“Units of Production” depreciation is based on an asset’s usage. This can be expressed in units produced, hours consumed and mileage driven. This method is used when an asset’s usage varies from year to year. This post provides just simple and easy step-by-step instruction on how to compute depreciation under units of production for each of the three variations [units produced, hours consumed and mileage driven].
Units Produced Method
Under the first variation of the “Unit Of Production” method, a fixed amount of depreciation is allocated to each unit of output produced by the machine. The per-unit depreciation expense is multiplied by the number of units produced in each accounting period.
This depreciation method accurately reflects the depreciation expense for the asset because it is based on the number of units produced in each period.
Depreciation per unit is computed in two following simple steps:
Step-1: Compute the “Depreciation Per Unit” with the following formula:
Depreciation per unit = [Cost of asset – scrap value]/ Total estimated units of output
Step-2: Compute the annual depreciation expense with the following formula:
Annual depreciation expense = Units produced × unit depreciation

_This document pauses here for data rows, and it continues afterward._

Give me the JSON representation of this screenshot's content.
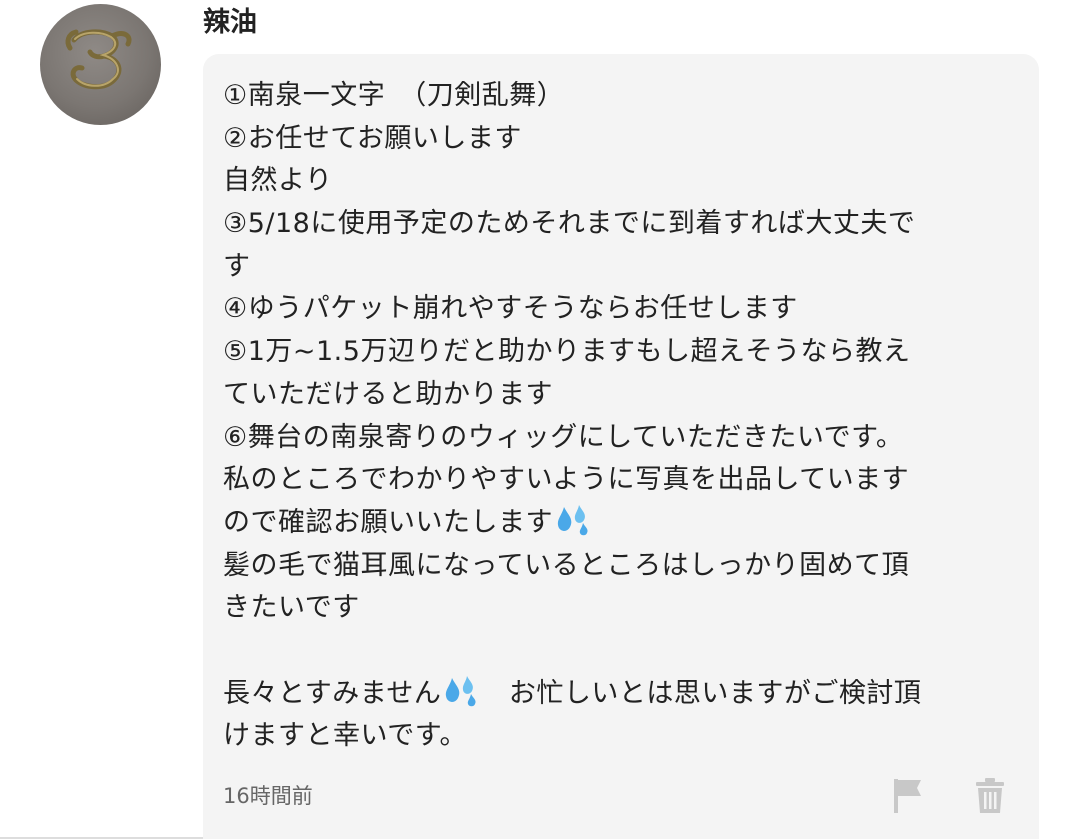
{
  "comment": {
    "username": "辣油",
    "avatar": "ornamental-letter-avatar",
    "message_lines": [
      "①南泉一文字　（刀剣乱舞）",
      "②お任せてお願いします",
      "自然より",
      "③5/18に使用予定のためそれまでに到着すれば大丈夫で",
      "す",
      "④ゆうパケット崩れやすそうならお任せします",
      "⑤1万~1.5万辺りだと助かりますもし超えそうなら教え",
      "ていただけると助かります",
      "⑥舞台の南泉寄りのウィッグにしていただきたいです。",
      "私のところでわかりやすいように写真を出品しています",
      "ので確認お願いいたします",
      "髪の毛で猫耳風になっているところはしっかり固めて頂",
      "きたいです",
      "",
      "長々とすみません",
      "　お忙しいとは思いますがご検討頂",
      "けますと幸いです。"
    ],
    "timestamp": "16時間前",
    "icons": {
      "sweat_drops": "sweat-drops-icon",
      "flag": "flag-icon",
      "trash": "trash-icon"
    },
    "colors": {
      "bubble_bg": "#f4f4f4",
      "text": "#222222",
      "muted": "#666666",
      "icon": "#c8c8c8",
      "drops": "#4aa8e8"
    }
  }
}
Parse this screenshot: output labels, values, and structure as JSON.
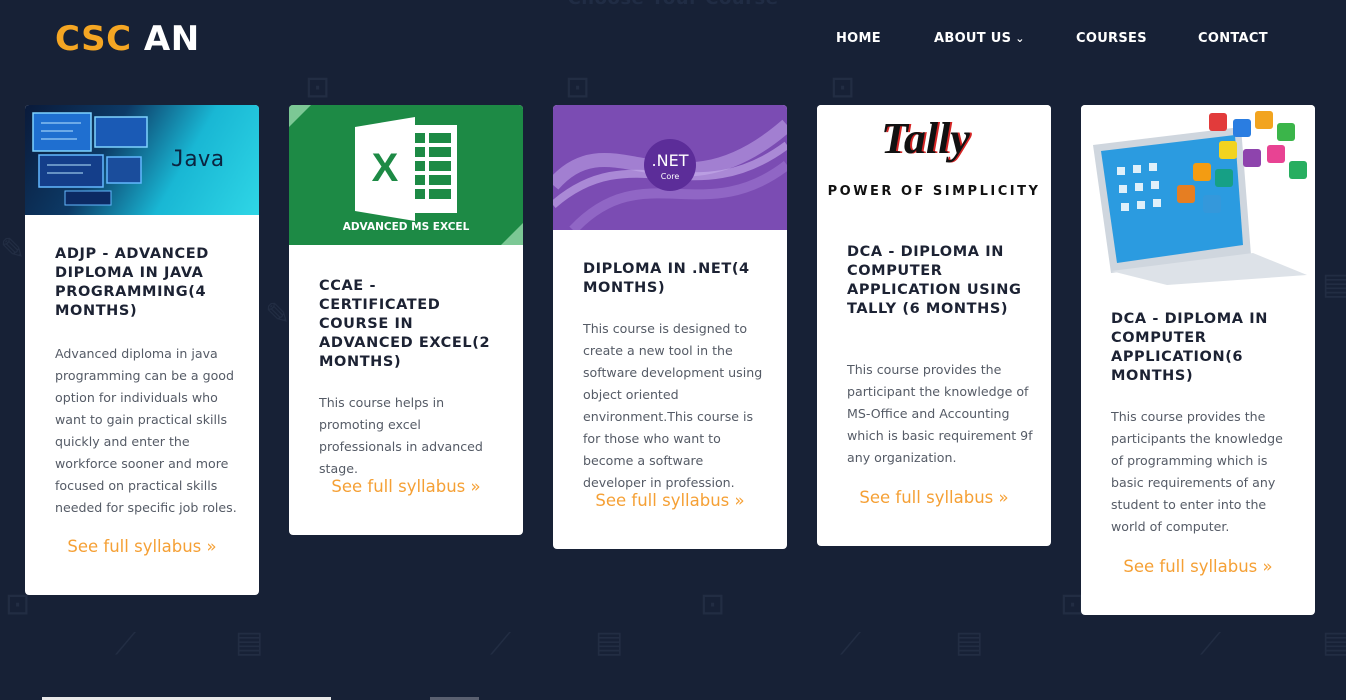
{
  "section_heading": "Choose Your Course",
  "logo": {
    "part1": "CSC",
    "part2": "AN"
  },
  "nav": {
    "home": "HOME",
    "about": "ABOUT US",
    "courses": "COURSES",
    "contact": "CONTACT"
  },
  "cards": [
    {
      "banner_text": "Java",
      "title": "ADJP - ADVANCED DIPLOMA IN JAVA PROGRAMMING(4 MONTHS)",
      "description": "Advanced diploma in java programming can be a good option for individuals who want to gain practical skills quickly and enter the workforce sooner and more focused on practical skills needed for specific job roles.",
      "link": "See full syllabus »"
    },
    {
      "banner_text": "ADVANCED MS EXCEL",
      "title": "CCAE - CERTIFICATED COURSE IN ADVANCED EXCEL(2 MONTHS)",
      "description": "This course helps in promoting excel professionals in advanced stage.",
      "link": "See full syllabus »"
    },
    {
      "banner_text": ".NET",
      "banner_subtext": "Core",
      "title": "DIPLOMA IN .NET(4 MONTHS)",
      "description": "This course is designed to create a new tool in the software development using object oriented environment.This course is for those who want to become a software developer in profession.",
      "link": "See full syllabus »"
    },
    {
      "banner_text": "Tally",
      "banner_subtext": "POWER OF SIMPLICITY",
      "title": "DCA - DIPLOMA IN COMPUTER APPLICATION USING TALLY (6 MONTHS)",
      "description": "This course provides the participant the knowledge of MS-Office and Accounting which is basic requirement 9f any organization.",
      "link": "See full syllabus »"
    },
    {
      "title": "DCA - DIPLOMA IN COMPUTER APPLICATION(6 MONTHS)",
      "description": "This course provides the participants the knowledge of programming which is basic requirements of any student to enter into the world of computer.",
      "link": "See full syllabus »"
    }
  ],
  "colors": {
    "background": "#172136",
    "accent": "#f5a623",
    "link": "#f5a035"
  }
}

EXAMPLE: If the cost of a machine is $17,000, its scrap value is $2,000 and its total estimated units produced during its lifetime is 300,000, then the depreciation is calculated as follows (assuming the following facts):
First year production = 25,000 units
Second year production = 30,000 units
Step-1: Compute the depreciation per unit:
Depreciation per unit = [$17,000 – $2,000]/ 300,000 = $0.05
Step-2: Compute depreciation expense for Year 1 & 2:
Year 1: 25,000 units × $0.05 = $1,250
Year 2: 30,000 units × $0.05 = $1,500
Hours Used Method
In the second variation of unit of production [the hours used method], a fixed amount of depreciation is allocated based on the number of hours the machine is used.
EXAMPLE: the depreciation for the following machines in the first year using the straight-line method and the unit of production hours of usage method is:
Machine A Machine B
Cost $22,000 $22,000
Scrap Value $ 2,000 $ 2,000
Estimated Life 5 years 5 years
(18,000 hours) (18,000 hours)
Machine A was in use for 3,000 hours in the first year
Machine B was in use for 1,000 hours in the first year
Step-1: Compute the depreciation using straight line method for the first year of usage
There fore the Straight Line Depreciation = $4,000 annual depreciation expense*
Note: *($22,000 – $2,000) / 5 years = $4,000
Step-2: Compute the depreciation using the unit of production method for the first year of usage
Unit Of Production Hours of usage = $1.11 annual depreciation expense*
*($22,000 – $2,000) / 18,000 hours = $1.11
1st year depreciation expense of Machine A=3,000 hours × $1.11 = $3,330
1st year depreciation expense of Machine B=1,000 hours × $1.11 = $1,110
The difference between the first-year depreciation using the straight line method and that using the unit of production method is considerable. Under the Units Of Production method, machine B’s limited use results in its having one-third the depreciation expense of machine A. Under the straight-line method, both machines carry the same depreciation expense, regardless of use. In this case, unit of production is the more logical choice for reporting depreciation because it more accurately matches expense against periodic income.
Under the third variation [mileage driven] of unit of production depreciation, instead of using time to calculate depreciation, the number of miles driven are the “units”. The depreciation expense per mile will remain constant over the life of the truck, and will be multiplied by the actual miles the truck is driven in each accounting period.
EXAMPLE: a truck costing $24,000 with a salvage value of $4,000 has an estimated useful life of 80,000 miles. If, in the first year, it is driven 18,000 miles, depreciation is calculated as follows:
[$24,000 (cost) – $4,000 (salvage value)] / 80,000 total estimated miles = $0.25 per mile
1st year depreciation expense = 18,000 (miles driven) × $0.25 = $4,500
Therefore, the journal entry for the depreciation expense would be: